● **Work to be completed**
Show every line of the data that contains the string "wxss".

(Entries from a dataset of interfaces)
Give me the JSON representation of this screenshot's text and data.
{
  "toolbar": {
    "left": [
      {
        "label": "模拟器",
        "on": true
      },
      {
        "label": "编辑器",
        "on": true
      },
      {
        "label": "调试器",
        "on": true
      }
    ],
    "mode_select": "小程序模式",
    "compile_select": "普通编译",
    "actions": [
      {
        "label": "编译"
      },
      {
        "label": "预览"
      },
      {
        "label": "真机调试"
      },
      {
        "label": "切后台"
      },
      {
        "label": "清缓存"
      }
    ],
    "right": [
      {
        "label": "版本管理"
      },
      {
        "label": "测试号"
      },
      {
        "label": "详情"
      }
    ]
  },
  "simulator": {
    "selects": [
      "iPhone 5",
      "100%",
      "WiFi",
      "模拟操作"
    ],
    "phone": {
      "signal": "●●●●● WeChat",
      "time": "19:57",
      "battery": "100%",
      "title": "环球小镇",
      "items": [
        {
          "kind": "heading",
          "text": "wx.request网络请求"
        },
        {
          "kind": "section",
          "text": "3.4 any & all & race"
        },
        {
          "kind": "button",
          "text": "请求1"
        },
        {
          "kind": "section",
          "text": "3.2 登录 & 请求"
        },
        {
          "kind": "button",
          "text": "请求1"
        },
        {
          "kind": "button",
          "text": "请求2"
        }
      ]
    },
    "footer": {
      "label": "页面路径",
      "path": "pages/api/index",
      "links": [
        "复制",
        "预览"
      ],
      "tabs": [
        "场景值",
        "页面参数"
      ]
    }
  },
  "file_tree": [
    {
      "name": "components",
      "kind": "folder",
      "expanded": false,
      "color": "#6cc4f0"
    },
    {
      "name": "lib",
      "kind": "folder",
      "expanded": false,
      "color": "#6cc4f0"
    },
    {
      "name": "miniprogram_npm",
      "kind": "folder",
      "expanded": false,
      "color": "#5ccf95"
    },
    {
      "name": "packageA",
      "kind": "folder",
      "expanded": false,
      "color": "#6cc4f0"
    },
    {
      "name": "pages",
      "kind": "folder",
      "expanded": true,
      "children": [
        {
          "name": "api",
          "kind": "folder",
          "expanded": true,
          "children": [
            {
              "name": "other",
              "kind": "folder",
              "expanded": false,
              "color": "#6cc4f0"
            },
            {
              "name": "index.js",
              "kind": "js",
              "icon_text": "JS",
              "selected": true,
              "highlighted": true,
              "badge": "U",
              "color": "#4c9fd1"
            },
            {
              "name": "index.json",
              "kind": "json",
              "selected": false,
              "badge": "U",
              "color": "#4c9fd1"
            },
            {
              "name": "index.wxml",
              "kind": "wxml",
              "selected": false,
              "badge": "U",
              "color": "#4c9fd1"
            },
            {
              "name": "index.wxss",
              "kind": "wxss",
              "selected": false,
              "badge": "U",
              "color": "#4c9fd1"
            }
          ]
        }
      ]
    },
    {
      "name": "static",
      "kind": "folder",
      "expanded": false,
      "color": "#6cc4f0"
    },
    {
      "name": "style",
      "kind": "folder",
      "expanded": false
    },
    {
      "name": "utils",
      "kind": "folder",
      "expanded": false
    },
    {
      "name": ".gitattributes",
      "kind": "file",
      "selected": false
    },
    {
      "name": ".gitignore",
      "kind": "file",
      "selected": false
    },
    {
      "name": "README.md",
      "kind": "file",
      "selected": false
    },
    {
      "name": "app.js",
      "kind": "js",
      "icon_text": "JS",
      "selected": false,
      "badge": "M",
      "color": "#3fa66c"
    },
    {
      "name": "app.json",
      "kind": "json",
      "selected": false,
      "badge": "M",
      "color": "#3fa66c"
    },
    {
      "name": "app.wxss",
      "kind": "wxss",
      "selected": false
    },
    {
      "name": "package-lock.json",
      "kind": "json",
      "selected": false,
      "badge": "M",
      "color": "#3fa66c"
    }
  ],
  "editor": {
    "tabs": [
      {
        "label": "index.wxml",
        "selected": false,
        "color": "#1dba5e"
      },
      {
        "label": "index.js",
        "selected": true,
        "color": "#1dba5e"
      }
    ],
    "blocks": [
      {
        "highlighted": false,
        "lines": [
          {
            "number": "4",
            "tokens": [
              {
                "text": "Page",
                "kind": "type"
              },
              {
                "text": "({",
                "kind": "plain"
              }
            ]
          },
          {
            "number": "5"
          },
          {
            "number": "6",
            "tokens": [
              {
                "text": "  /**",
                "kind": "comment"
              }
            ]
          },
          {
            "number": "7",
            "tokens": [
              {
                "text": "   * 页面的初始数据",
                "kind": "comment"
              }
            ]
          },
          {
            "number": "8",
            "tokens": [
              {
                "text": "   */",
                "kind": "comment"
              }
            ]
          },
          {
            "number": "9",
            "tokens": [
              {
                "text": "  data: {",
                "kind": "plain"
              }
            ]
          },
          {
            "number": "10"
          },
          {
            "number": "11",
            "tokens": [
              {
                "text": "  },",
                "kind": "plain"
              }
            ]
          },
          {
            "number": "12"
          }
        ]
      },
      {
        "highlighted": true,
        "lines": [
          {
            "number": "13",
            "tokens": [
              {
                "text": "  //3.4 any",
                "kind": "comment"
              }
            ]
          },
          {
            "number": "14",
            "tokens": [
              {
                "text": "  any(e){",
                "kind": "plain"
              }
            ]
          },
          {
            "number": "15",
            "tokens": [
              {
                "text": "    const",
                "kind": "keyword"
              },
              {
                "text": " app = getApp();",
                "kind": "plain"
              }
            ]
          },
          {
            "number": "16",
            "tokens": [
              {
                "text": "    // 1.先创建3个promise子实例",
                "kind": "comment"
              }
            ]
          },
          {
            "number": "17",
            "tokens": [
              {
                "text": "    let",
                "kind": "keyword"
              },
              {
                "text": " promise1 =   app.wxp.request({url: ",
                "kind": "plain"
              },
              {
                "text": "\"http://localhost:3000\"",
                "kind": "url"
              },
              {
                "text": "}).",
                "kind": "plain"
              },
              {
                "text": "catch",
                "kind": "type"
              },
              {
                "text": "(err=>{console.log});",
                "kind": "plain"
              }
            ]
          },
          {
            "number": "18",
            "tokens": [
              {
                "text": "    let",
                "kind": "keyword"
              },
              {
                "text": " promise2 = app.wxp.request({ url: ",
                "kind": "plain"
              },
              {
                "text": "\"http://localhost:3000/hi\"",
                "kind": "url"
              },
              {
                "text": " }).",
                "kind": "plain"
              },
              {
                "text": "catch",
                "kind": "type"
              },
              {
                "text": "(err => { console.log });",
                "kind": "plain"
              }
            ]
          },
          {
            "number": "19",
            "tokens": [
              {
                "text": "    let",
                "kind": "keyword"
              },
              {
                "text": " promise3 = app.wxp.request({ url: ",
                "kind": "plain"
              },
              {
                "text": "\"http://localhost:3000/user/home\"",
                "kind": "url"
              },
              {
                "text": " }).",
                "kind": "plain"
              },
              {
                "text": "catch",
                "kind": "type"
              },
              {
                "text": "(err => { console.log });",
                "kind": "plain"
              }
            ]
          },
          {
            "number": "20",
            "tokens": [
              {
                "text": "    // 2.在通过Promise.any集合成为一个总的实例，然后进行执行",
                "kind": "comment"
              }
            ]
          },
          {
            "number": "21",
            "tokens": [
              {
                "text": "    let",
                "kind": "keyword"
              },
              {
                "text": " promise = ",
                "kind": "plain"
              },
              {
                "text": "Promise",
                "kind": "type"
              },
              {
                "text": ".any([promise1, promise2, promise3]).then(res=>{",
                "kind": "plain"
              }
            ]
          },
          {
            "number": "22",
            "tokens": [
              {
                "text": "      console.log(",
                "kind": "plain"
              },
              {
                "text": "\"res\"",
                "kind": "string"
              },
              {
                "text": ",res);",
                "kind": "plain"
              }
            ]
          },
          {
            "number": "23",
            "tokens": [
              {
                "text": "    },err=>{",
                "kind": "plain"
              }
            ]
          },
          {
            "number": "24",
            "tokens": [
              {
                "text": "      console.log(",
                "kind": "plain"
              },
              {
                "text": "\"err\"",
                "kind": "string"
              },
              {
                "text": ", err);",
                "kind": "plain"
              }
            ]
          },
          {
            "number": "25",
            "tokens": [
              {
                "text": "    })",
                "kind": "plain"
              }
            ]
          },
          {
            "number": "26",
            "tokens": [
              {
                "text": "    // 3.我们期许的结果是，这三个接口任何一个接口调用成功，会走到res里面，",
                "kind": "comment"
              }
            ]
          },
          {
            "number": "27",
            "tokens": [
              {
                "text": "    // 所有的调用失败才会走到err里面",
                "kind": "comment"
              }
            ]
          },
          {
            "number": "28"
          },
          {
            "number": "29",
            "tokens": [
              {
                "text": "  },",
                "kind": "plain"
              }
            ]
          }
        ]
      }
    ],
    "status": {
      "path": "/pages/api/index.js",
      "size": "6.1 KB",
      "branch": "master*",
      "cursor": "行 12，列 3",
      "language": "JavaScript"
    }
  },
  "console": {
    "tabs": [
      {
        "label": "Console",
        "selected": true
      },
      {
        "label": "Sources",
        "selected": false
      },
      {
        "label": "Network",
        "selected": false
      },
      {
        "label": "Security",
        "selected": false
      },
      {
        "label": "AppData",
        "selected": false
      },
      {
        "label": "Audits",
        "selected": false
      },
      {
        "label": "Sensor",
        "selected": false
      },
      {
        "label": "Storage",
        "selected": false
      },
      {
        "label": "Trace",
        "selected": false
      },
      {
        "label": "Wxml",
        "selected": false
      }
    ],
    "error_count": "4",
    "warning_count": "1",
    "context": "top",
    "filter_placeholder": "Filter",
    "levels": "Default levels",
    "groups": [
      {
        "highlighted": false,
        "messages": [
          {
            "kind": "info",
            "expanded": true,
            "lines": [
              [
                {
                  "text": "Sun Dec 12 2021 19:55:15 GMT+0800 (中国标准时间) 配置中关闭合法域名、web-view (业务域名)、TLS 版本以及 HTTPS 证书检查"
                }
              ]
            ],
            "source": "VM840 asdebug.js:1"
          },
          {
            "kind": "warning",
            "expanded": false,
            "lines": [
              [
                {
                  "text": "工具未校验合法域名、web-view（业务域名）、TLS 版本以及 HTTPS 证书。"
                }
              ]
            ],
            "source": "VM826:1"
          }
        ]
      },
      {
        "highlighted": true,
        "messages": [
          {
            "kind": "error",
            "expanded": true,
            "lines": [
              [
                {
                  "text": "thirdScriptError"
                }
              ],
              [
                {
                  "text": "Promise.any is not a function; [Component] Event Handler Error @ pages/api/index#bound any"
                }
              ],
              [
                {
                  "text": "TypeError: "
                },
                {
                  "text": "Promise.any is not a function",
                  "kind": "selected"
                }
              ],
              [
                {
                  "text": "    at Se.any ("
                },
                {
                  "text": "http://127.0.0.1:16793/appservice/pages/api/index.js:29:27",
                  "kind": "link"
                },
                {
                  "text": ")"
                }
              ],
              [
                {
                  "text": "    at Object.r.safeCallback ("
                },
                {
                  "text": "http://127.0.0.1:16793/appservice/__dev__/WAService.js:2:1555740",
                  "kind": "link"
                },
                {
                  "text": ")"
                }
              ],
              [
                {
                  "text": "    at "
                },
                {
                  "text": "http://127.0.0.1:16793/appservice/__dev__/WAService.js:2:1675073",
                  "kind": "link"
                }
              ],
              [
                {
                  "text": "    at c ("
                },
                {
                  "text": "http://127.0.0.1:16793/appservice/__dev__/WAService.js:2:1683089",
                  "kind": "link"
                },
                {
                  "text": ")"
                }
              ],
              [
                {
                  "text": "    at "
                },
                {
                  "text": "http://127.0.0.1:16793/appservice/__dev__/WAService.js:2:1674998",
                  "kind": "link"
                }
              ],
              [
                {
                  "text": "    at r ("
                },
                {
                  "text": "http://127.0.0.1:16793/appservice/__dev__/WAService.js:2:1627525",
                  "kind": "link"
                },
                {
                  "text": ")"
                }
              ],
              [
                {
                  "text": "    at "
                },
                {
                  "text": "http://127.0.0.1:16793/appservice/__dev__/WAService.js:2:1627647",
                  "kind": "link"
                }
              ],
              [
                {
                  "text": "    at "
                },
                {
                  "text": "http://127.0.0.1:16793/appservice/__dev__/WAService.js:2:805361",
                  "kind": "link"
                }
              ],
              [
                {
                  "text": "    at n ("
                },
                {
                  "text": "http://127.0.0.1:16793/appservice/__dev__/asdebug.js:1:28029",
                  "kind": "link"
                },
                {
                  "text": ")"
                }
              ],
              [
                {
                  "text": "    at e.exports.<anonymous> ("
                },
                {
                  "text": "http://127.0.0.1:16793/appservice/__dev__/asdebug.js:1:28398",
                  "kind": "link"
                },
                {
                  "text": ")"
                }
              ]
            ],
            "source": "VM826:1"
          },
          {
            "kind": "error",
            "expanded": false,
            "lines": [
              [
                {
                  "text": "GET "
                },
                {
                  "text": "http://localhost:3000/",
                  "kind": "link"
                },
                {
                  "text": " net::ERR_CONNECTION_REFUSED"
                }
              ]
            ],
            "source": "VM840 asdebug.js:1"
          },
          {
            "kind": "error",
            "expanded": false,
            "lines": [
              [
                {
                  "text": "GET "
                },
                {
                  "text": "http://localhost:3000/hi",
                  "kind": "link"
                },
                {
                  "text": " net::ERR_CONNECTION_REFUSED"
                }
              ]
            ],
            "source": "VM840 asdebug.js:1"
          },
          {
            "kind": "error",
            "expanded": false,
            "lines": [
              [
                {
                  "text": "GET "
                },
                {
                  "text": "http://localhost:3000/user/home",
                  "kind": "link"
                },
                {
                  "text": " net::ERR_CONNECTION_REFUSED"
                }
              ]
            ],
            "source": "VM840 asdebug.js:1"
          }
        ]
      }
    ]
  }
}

● **Output**
              "name": "index.wxss",
              "kind": "wxss",
      "name": "app.wxss",
      "kind": "wxss",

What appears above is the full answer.